Each line below should be retyped exactly, with no pictures.

*** Begin section ***

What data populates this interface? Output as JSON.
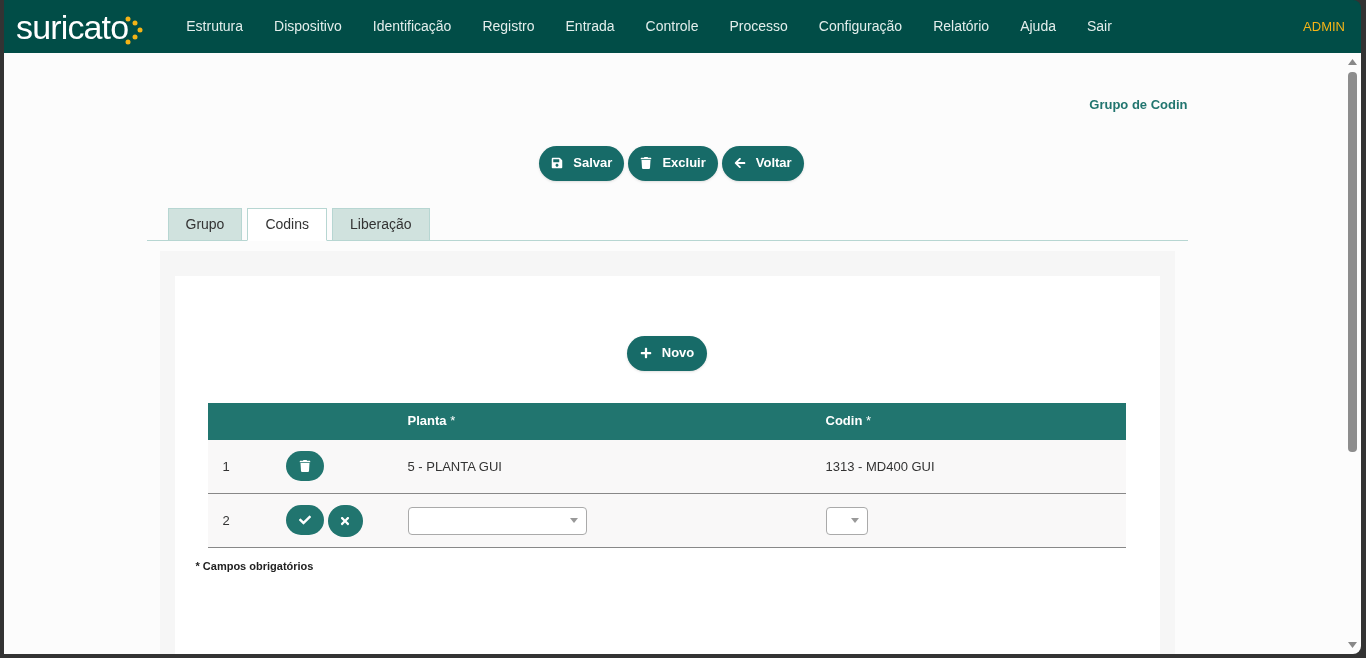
{
  "header": {
    "logo": "suricato",
    "nav": [
      "Estrutura",
      "Dispositivo",
      "Identificação",
      "Registro",
      "Entrada",
      "Controle",
      "Processo",
      "Configuração",
      "Relatório",
      "Ajuda",
      "Sair"
    ],
    "user": "ADMIN"
  },
  "page_title": "Grupo de Codin",
  "actions": [
    {
      "kind": "save",
      "label": "Salvar"
    },
    {
      "kind": "delete",
      "label": "Excluir"
    },
    {
      "kind": "back",
      "label": "Voltar"
    }
  ],
  "tabs": [
    {
      "label": "Grupo",
      "selected": false
    },
    {
      "label": "Codins",
      "selected": true
    },
    {
      "label": "Liberação",
      "selected": false
    }
  ],
  "new_button": "Novo",
  "table": {
    "columns": [
      "Planta *",
      "Codin *"
    ],
    "rows": [
      {
        "kind": "saved",
        "index": "1",
        "planta": "5 - PLANTA GUI",
        "codin": "1313 - MD400 GUI"
      },
      {
        "kind": "editing",
        "index": "2"
      }
    ]
  },
  "footnote": "* Campos obrigatórios"
}
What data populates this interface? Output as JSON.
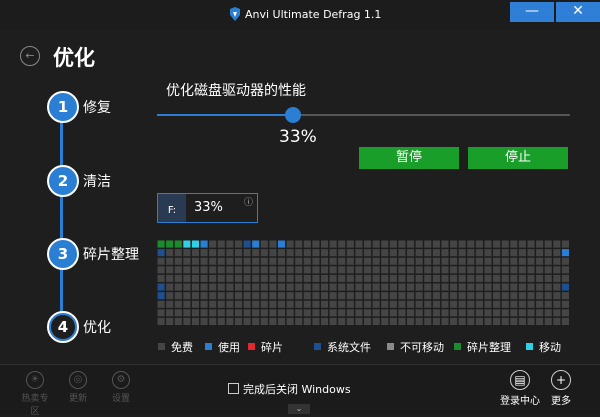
{
  "window": {
    "title": "Anvi Ultimate Defrag 1.1",
    "minimize_symbol": "—",
    "close_symbol": "✕",
    "back_symbol": "←"
  },
  "page": {
    "title": "优化"
  },
  "steps": [
    {
      "number": "1",
      "label": "修复",
      "state": "done"
    },
    {
      "number": "2",
      "label": "清洁",
      "state": "done"
    },
    {
      "number": "3",
      "label": "碎片整理",
      "state": "done"
    },
    {
      "number": "4",
      "label": "优化",
      "state": "current"
    }
  ],
  "performance": {
    "label": "优化磁盘驱动器的性能",
    "slider_fraction": 0.33,
    "value_text": "33%"
  },
  "buttons": {
    "pause": "暂停",
    "stop": "停止"
  },
  "drive": {
    "letter": "F:",
    "percent": "33%",
    "info_symbol": "ⓘ"
  },
  "disk_map": {
    "rows": 10,
    "cols": 48,
    "states": {
      "0,0": "defragmented",
      "0,1": "defragmented",
      "0,2": "defragmented",
      "0,3": "moving",
      "0,4": "moving",
      "0,5": "used",
      "0,10": "system",
      "0,11": "used",
      "0,14": "used",
      "1,0": "system",
      "1,47": "used",
      "5,0": "system",
      "5,47": "system",
      "6,0": "system"
    },
    "colors": {
      "free": "#454545",
      "used": "#2a7fd4",
      "fragmented": "#e0282e",
      "system": "#1f4f8f",
      "unmovable": "#8a8a8a",
      "defragmented": "#1a8c2e",
      "moving": "#2fd0e8"
    }
  },
  "legend": [
    {
      "key": "free",
      "label": "免费"
    },
    {
      "key": "used",
      "label": "使用"
    },
    {
      "key": "fragmented",
      "label": "碎片"
    },
    {
      "key": "system",
      "label": "系统文件"
    },
    {
      "key": "unmovable",
      "label": "不可移动"
    },
    {
      "key": "defragmented",
      "label": "碎片整理"
    },
    {
      "key": "moving",
      "label": "移动"
    }
  ],
  "footer": {
    "left_items": [
      {
        "label": "热卖专区",
        "icon": "sun-icon"
      },
      {
        "label": "更新",
        "icon": "update-icon"
      },
      {
        "label": "设置",
        "icon": "settings-icon"
      }
    ],
    "shutdown_label": "完成后关闭 Windows",
    "shutdown_checked": false,
    "login_label": "登录中心",
    "more_label": "更多",
    "expand_symbol": "⌄"
  }
}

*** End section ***

:: Final answer ::
What data populates this interface? Output as JSON.
{
  "header": {
    "logo": "suricato",
    "nav": [
      "Estrutura",
      "Dispositivo",
      "Identificação",
      "Registro",
      "Entrada",
      "Controle",
      "Processo",
      "Configuração",
      "Relatório",
      "Ajuda",
      "Sair"
    ],
    "user": "ADMIN"
  },
  "page_title": "Grupo de Codin",
  "actions": [
    {
      "kind": "save",
      "label": "Salvar"
    },
    {
      "kind": "delete",
      "label": "Excluir"
    },
    {
      "kind": "back",
      "label": "Voltar"
    }
  ],
  "tabs": [
    {
      "label": "Grupo",
      "selected": false
    },
    {
      "label": "Codins",
      "selected": true
    },
    {
      "label": "Liberação",
      "selected": false
    }
  ],
  "new_button": "Novo",
  "table": {
    "columns": [
      "Planta *",
      "Codin *"
    ],
    "rows": [
      {
        "kind": "saved",
        "index": "1",
        "planta": "5 - PLANTA GUI",
        "codin": "1313 - MD400 GUI"
      },
      {
        "kind": "editing",
        "index": "2"
      }
    ]
  },
  "footnote": "* Campos obrigatórios"
}
What data populates this interface? Output as JSON.
{
  "window": {
    "title": "Anvi Ultimate Defrag 1.1",
    "minimize_symbol": "—",
    "close_symbol": "✕",
    "back_symbol": "←"
  },
  "page": {
    "title": "优化"
  },
  "steps": [
    {
      "number": "1",
      "label": "修复",
      "state": "done"
    },
    {
      "number": "2",
      "label": "清洁",
      "state": "done"
    },
    {
      "number": "3",
      "label": "碎片整理",
      "state": "done"
    },
    {
      "number": "4",
      "label": "优化",
      "state": "current"
    }
  ],
  "performance": {
    "label": "优化磁盘驱动器的性能",
    "slider_fraction": 0.33,
    "value_text": "33%"
  },
  "buttons": {
    "pause": "暂停",
    "stop": "停止"
  },
  "drive": {
    "letter": "F:",
    "percent": "33%",
    "info_symbol": "ⓘ"
  },
  "disk_map": {
    "rows": 10,
    "cols": 48,
    "states": {
      "0,0": "defragmented",
      "0,1": "defragmented",
      "0,2": "defragmented",
      "0,3": "moving",
      "0,4": "moving",
      "0,5": "used",
      "0,10": "system",
      "0,11": "used",
      "0,14": "used",
      "1,0": "system",
      "1,47": "used",
      "5,0": "system",
      "5,47": "system",
      "6,0": "system"
    },
    "colors": {
      "free": "#454545",
      "used": "#2a7fd4",
      "fragmented": "#e0282e",
      "system": "#1f4f8f",
      "unmovable": "#8a8a8a",
      "defragmented": "#1a8c2e",
      "moving": "#2fd0e8"
    }
  },
  "legend": [
    {
      "key": "free",
      "label": "免费"
    },
    {
      "key": "used",
      "label": "使用"
    },
    {
      "key": "fragmented",
      "label": "碎片"
    },
    {
      "key": "system",
      "label": "系统文件"
    },
    {
      "key": "unmovable",
      "label": "不可移动"
    },
    {
      "key": "defragmented",
      "label": "碎片整理"
    },
    {
      "key": "moving",
      "label": "移动"
    }
  ],
  "footer": {
    "left_items": [
      {
        "label": "热卖专区",
        "icon": "sun-icon"
      },
      {
        "label": "更新",
        "icon": "update-icon"
      },
      {
        "label": "设置",
        "icon": "settings-icon"
      }
    ],
    "shutdown_label": "完成后关闭 Windows",
    "shutdown_checked": false,
    "login_label": "登录中心",
    "more_label": "更多",
    "expand_symbol": "⌄"
  }
}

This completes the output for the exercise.